WORK REQUEST:
The word "artiste" marks the lines to find; copy every such line from the data below.

BEGIN PROVIDED DATA

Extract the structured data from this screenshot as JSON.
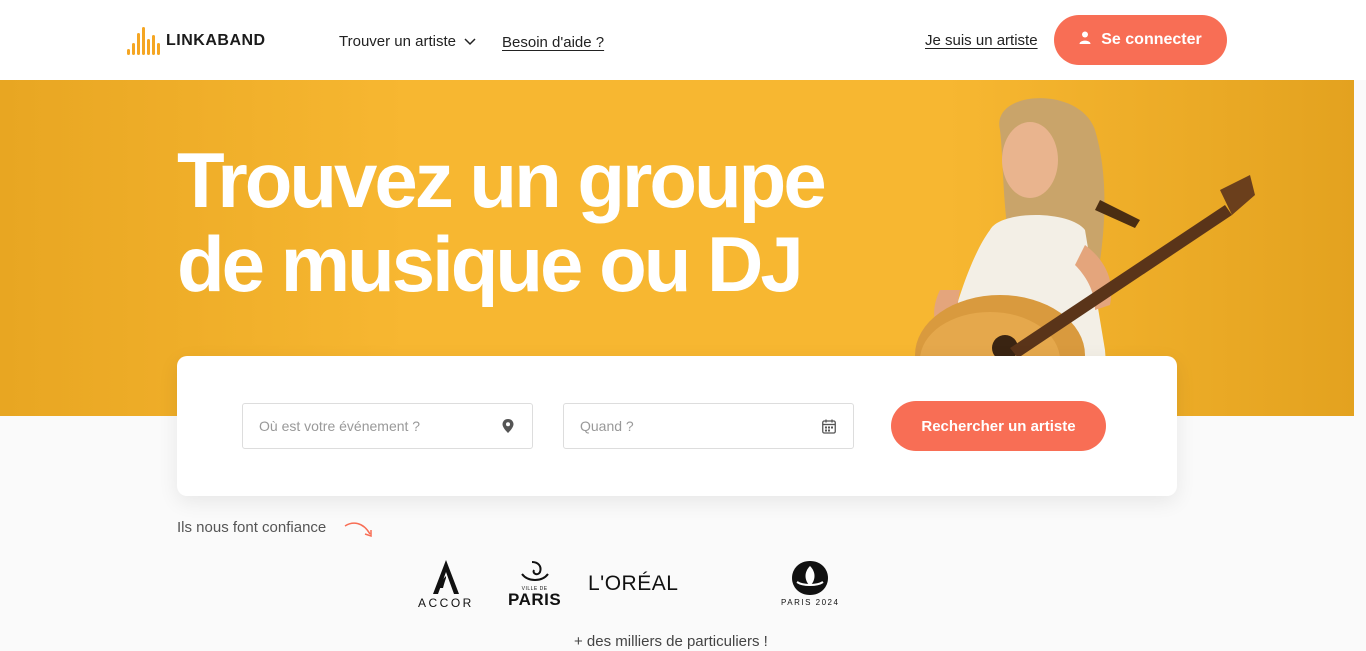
{
  "header": {
    "logo_text": "LINKABAND",
    "nav_find": "Trouver un artiste",
    "nav_help": "Besoin d'aide ?",
    "nav_artist": "Je suis un artiste",
    "login_label": "Se connecter"
  },
  "hero": {
    "title_line1": "Trouvez un groupe",
    "title_line2": "de musique ou DJ"
  },
  "search": {
    "where_placeholder": "Où est votre événement ?",
    "when_placeholder": "Quand ?",
    "button_label": "Rechercher un artiste"
  },
  "trust": {
    "label": "Ils nous font confiance",
    "accor": "ACCOR",
    "paris_small": "VILLE DE",
    "paris_big": "PARIS",
    "loreal": "L'ORÉAL",
    "paris2024": "PARIS 2024",
    "more": "+ des milliers de particuliers !"
  },
  "colors": {
    "accent": "#f86e55",
    "hero_yellow": "#f7b731",
    "logo_orange": "#f5a623"
  },
  "icons": {
    "nav_find": "chevron-down-icon",
    "login": "user-icon",
    "where": "map-pin-icon",
    "when": "calendar-icon"
  }
}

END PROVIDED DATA

EXERCISE ANSWER:
    "nav_find": "Trouver un artiste",
    "nav_artist": "Je suis un artiste",
    "button_label": "Rechercher un artiste"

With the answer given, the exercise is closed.